○ Diarrhea (2nd week), initally watery then bloody
○ Pathology seen in ileum, colon, appendix and peyer's patches
○ Perforation and toxic megacolon possible
• Non-typhoid species
○ Mild, self-limited gastroenteritis
○ See mucosal redness, ulceration and exudates on endoscopy


What is the presentation of Enterohemorrhagic E coli infection?

• Enterohemorrhagic E coli
○ O157:H7 most common strain
○ Non-invasive, toxin-producing,
○ contaminated hamburger common source
○ Bloody diarrhea, severe cramps, mild or no fever
○ Sometimes renal failure (HUS)
○ Endoscopic findings - edema, erosions, ulcers, hemorrhage (right colon)
○ Deadly outbreaks


What are the different types of enterocolitis caused by E. coli?

• Enteroadherent E coli
• Enterotoxigenic E coli
• Enteroinvasive E coli
• Enterohemorrhagic E coli


What does enteroadherent E coli infection look like?

• Non-invasive
• Nonbloddy diarrhea
• Similar ot enteropathogenic E coli
○ Chronic diarrhea, wasting in AIDS
○ Forms a coating of adherent bacteria on surface epithelium of enterocytes


What does enterotoxigenic e coli infection look like?

• Noninvasive
• Nonbloody diarrhea
• Enterotoxigenic e coli is major cause of traveler's diarrhea
• Enteropathogenic e coli is infection of infants and neonates


What does enteroinvasive e coli infection look like?

• Invasive bacterial infection
• Similar course and pathophys to shigella
• Nonbloody diarrhea
• Dysentery-like illness
• Bactermia!
• Trasmitted in contaminated cheese, water, person to person
• Traveler's diarrhea differential


Describe pathogenesis of C difficile caused pseudomembranous colitis

• Disruption of normal flora allows C diff overgrowth
• Toxins produced by bacterial colonies cause disruption of epithelial cytoskelaton
• Tight junctions get leaky
• Cytokine release
• Inflammation and apoptosis


What is a pseudomembrane in pseudomembranous colitis?

• Adherent layer of inflammatory cells and mucinous debris at sites of colonic mucoasl injury
• Surface epithelium denuded, mucopurulent exudates


What are the viral infections that can cause enterocolitis?

• Cytomegalovirus
○ Anywhere in tract
• Herpesvirus
○ Typically esophagus and/or anorectum
• Enteric viruses
○ Rotavirus


What does a rotavirus infection look like?

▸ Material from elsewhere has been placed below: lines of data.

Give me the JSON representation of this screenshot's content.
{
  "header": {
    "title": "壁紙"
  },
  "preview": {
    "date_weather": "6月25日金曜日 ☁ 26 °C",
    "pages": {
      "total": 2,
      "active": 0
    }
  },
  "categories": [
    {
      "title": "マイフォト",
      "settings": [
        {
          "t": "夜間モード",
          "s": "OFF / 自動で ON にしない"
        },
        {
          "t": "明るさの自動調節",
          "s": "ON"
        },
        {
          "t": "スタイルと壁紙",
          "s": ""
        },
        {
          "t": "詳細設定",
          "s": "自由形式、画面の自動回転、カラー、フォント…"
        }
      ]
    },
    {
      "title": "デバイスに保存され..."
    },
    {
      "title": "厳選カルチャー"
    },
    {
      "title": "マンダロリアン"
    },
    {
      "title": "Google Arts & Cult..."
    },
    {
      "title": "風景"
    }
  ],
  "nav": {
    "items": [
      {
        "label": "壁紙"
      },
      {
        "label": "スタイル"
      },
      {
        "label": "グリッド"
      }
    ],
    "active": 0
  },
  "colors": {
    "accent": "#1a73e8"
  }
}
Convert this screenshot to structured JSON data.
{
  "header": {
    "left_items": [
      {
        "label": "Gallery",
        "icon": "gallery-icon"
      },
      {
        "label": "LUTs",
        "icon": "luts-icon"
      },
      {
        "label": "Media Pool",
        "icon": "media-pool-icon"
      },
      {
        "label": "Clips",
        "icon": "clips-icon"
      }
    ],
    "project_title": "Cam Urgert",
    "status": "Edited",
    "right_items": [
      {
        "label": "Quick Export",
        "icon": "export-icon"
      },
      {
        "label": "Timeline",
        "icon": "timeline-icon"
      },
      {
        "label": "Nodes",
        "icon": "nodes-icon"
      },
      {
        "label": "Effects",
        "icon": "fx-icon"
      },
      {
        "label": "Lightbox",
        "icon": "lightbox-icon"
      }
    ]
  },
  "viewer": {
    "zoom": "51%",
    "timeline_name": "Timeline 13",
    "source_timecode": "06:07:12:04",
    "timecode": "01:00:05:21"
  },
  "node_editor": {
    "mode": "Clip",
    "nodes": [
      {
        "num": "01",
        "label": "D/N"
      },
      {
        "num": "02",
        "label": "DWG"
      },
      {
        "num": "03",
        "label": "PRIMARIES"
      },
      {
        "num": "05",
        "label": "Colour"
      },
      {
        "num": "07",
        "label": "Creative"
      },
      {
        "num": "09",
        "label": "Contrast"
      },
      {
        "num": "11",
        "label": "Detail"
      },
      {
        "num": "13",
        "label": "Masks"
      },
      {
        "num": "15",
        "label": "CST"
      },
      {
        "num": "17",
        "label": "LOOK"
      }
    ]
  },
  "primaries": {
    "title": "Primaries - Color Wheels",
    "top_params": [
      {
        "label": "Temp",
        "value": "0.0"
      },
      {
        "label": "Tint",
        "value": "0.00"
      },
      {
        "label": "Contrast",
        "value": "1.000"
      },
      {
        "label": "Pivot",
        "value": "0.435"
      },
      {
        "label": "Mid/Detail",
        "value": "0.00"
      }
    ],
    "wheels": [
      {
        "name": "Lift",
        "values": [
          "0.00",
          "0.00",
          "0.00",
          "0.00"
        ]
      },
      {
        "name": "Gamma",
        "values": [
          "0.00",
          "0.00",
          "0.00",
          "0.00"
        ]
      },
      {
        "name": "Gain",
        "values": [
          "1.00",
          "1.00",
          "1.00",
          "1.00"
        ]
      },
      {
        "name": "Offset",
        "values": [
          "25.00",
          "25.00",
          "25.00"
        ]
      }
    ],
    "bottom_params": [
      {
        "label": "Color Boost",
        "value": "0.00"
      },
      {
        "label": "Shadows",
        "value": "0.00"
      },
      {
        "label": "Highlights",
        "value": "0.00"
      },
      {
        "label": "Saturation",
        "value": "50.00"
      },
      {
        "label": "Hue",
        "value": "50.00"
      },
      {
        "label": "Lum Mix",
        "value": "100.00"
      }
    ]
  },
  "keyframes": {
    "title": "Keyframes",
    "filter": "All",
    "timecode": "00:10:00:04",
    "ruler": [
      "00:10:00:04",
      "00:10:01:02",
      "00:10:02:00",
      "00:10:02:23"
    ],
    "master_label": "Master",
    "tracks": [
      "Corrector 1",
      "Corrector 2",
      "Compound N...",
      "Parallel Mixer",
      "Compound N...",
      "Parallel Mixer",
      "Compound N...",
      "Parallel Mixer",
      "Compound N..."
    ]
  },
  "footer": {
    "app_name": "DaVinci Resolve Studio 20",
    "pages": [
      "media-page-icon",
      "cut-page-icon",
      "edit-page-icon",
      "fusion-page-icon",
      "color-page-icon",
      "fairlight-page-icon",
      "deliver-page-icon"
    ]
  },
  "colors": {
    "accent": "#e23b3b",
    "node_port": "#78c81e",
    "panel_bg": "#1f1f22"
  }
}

• Most common cause of severe childhood diarrhea and diarrheal mortality worldwide
• Children between 6-24mo most vulnerable
• Selectively infects and destroys mature enterocytes
○ Villus surface repopulated by immature secretory cells
○ Loss of absorptive function
○ Net secretion of water and electrolytes
○ Osmotic diarrhea
• All these can lead to severe dehydration and death
• Remember previous vaccine increased intussusception risk


What infection causes a "flask shaped ulcer"?

• Entamoeba histolytica infection
• Severe dysentery-like fulminant colitis
• Can go to liver


Ascaris lumbricoides is an example of what?

• Helminth. Common delevloping country and immigrant disease
• Common in tropics
• Ingested from soil contaminated with ova from feces
• Obstruction, perforation, growth retardation
• Big, macroscopic worms